The MRAP: Was It Worth the Price?
Mine-resistant ambush vehicles, better known as MRAPs, have been credited with saving thousands of lives in Iraq and Afghanistan — 40,000 to be exact, as reported by the Pentagon’s Joint Program Office for Mine-Resistant Protected Vehicles.
But recently, the $45 billion MRAP program has come under fire for its high cost, and some have questioned whether less expensive vehicles — such as armored Humvees — would have been just as effective in preventing loss of life.
In a recent Foreign Affairs article titled “The MRAP Boondoggle,” authors Chris Rohlfs and Ryan Sullivan, professors of economics at Syracuse University and the U.S. Naval Postgraduate School, respectively, argued that it was a wasteful program.
“Data from the battlefield does not support the claims that MRAPs are highly effective in decreasing the number of U.S. causalities,” said the authors, citing their own study where they used For Official Use Only data supplied by the Defense Department.
“For infantry units, one life was saved for every seven medium vehicles purchased, at a total cost of around $1 million to $2 million per saved life. However, tactical wheeled vehicles with ‘heavy’ amounts of protection, such as the MRAP … did not save more lives than medium armored vehicles did, despite their cost of $600,000 apiece — roughly three times as much as the medium-protected vehicles.”
The Pentagon got its numbers wrong when they calculated the number of lives saved by the MRAP, Rohlfs and Sullivan said. The problem was that the Defense Department “added up the number of enemy-initiated attacks in which MRAPs were involved, added up the number of troops who were in those MRAPs, and counted each one as a life saved.”
But this is a fallacy because it would suggest that if the Army had used up-armored Humvees over the MRAP, all occupants of the vehicles would have died, they wrote.
“What does this mean? For most units, tactical wheeled vehicles with medium amounts of protection are just as effective as heavily protected vehicles at reducing casualties. And they are a fraction of the cost,” wrote Rohlfs and Sullivan.
Responding to the criticism, John Urias, president of Oshkosh Defense asked, “How do they value the cost of an American life? … It’s priceless.”
James Hasik, a defense industry analyst and defense contractor consultant, disagreed with Rohlfs and Sullivan’s findings. Hasik said the study was at times unclear, and the data used was faulty.
For example, Hasik said the authors looked only at Army data starting in 2006, but there were MRAP-like vehicles already in Iraq being used by the Army as far back as 2004. That’s two years that the study did not account for, Hasik said.
The Rohlfs and Sullivan study also suggested that MRAPs were not cost effective because IED attacks were on a downward trajectory by the time the vehicles were deployed.
Hasik said this was a wonderful view from hindsight, but at the time there was no way to know when the war was winding down.

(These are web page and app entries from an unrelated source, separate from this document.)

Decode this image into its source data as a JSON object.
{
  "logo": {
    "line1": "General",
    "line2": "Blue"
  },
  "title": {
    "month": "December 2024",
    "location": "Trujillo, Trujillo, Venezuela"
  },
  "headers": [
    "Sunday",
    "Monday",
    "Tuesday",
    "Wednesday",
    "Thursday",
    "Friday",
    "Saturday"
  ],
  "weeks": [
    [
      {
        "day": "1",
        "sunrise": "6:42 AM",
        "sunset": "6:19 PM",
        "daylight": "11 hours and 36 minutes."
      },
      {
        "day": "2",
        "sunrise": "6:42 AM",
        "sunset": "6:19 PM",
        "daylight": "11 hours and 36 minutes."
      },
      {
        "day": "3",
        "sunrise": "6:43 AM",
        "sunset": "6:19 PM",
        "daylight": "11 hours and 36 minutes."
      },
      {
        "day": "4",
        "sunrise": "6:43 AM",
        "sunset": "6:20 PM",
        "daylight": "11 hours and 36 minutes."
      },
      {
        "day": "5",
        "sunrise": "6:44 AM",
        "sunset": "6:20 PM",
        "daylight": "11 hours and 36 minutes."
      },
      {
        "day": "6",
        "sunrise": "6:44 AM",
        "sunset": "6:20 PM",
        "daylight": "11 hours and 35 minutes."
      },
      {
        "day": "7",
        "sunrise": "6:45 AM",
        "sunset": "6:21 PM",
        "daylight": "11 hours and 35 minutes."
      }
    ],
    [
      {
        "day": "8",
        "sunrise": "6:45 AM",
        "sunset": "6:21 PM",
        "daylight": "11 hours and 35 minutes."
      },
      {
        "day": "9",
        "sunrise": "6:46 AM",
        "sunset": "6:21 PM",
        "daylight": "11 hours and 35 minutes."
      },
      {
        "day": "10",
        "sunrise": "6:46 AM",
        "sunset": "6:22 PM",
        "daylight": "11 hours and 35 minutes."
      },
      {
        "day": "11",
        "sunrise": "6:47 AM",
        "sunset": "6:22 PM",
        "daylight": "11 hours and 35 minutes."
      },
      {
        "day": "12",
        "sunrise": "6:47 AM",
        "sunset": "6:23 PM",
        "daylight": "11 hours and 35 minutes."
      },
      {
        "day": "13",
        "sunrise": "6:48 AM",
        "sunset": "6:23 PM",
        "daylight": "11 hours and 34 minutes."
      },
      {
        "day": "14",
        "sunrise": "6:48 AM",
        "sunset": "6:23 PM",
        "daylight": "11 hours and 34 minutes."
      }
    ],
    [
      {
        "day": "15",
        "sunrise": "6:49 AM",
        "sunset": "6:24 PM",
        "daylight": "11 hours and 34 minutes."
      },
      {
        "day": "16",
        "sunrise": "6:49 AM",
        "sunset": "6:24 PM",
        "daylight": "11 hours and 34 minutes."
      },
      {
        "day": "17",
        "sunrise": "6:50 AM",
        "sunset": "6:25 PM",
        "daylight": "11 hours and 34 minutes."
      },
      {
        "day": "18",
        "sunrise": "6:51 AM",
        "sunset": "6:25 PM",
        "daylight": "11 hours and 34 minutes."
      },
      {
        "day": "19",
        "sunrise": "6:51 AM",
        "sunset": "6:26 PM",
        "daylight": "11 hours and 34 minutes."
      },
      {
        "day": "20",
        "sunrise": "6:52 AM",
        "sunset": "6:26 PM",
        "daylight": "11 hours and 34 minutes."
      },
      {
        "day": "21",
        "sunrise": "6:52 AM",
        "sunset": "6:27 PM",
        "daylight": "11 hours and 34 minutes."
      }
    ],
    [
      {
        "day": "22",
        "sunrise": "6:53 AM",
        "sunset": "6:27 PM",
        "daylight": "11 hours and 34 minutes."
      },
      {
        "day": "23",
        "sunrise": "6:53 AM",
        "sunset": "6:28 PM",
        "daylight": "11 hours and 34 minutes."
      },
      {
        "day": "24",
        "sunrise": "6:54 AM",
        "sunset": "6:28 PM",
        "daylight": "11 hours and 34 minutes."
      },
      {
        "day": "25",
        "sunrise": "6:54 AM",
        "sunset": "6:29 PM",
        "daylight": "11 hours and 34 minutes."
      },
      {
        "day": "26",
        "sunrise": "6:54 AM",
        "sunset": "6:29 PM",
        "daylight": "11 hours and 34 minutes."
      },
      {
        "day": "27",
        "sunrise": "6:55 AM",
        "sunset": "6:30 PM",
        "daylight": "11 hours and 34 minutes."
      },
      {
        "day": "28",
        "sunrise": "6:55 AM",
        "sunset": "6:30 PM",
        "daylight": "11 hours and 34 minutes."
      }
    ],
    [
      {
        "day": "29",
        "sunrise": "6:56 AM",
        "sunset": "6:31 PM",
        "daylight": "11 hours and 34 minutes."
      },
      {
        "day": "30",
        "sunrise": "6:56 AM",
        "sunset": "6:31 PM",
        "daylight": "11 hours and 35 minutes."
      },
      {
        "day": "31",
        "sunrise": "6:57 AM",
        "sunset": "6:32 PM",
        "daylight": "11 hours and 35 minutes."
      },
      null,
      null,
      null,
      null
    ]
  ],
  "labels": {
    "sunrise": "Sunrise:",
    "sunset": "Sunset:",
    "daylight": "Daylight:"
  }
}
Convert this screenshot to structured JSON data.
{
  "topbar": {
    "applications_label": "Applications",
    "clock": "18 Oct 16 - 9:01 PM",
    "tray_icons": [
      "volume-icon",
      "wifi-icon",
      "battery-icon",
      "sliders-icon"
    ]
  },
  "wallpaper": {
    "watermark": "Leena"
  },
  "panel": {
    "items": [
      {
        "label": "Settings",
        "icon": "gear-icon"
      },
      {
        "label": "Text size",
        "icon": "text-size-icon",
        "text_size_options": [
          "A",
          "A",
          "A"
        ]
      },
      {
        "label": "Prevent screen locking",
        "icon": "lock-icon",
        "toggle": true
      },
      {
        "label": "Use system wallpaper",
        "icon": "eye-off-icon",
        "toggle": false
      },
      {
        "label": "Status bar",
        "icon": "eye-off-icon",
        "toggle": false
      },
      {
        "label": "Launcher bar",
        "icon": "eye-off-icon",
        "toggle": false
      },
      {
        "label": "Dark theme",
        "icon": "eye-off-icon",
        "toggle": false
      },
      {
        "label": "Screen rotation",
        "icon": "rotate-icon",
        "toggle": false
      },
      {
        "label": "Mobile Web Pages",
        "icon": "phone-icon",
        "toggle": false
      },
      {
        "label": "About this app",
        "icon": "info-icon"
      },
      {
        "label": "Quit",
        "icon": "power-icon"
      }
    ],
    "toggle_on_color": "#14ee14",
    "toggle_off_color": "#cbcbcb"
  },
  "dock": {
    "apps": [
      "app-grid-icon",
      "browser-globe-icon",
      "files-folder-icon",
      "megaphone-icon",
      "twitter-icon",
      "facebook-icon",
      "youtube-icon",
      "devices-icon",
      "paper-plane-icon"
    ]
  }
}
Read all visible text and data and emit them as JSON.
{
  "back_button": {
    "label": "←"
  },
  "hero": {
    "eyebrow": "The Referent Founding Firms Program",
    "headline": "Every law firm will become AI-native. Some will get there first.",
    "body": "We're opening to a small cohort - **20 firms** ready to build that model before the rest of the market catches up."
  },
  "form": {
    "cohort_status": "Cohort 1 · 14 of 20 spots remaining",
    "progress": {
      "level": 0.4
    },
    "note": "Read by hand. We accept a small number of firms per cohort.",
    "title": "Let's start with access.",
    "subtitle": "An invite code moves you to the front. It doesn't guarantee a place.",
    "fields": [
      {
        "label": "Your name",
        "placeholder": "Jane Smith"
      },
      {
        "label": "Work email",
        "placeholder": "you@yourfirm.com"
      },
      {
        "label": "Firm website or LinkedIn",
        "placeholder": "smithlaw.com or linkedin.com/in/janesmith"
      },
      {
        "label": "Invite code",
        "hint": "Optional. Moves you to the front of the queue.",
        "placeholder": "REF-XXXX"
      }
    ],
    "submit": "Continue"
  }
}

“These things were really effective when folks were blowing up IEDs left and right against American troops,” said Hasik. “You didn’t know at the time that the war wasn’t going to heat up.”
In a second Foreign Affairs piece that countered “The MRAP Boondoggle” finding, authors Christopher J. Lamb and Sally Scudder, both of the Center for Strategic Research, also cast doubt on the study.
“Rohlfs and Sullivan’s findings are skewed because they measure the value of MRAPs by comparing fatality rates among units that ‘faced similar baseline levels of violence.’ But in Iraq, a baseline of violence is hard to establish: troops met all kinds of attacks — improvised explosive devices but also small groups of insurgents, snipers, and indirect fire,” they said in their article titled, “Why the MRAP Is Worth the Money.”
Lamb and Scudder also said Rohlfs and Sullivan did not take into account wounded soldiers, and noted it was much cheaper to protect soldiers than to replace them. For example, it costs $500,000 to replace an enlisted soldier and anywhere between $1 million to $2 million to replace an officer, they wrote.
Besides protecting lives, MRAPs changed the strategy of insurgents, Lamb and Scudder said. Now, they have to use more explosives to create IEDs big enough to penetrate the vehicle’s shells, something that not only takes more resources, but is riskier to the insurgent as well.
Lamb and Scudder, in their research, also asserted that if the Pentagon had deployed a larger number of MRAPs earlier, 1,609 lives would have been saved.
Photo Credit: Army
Topics: Combat Vehicles, Manufacturing, Procurement, Defense Department, Land Forces, Land Forces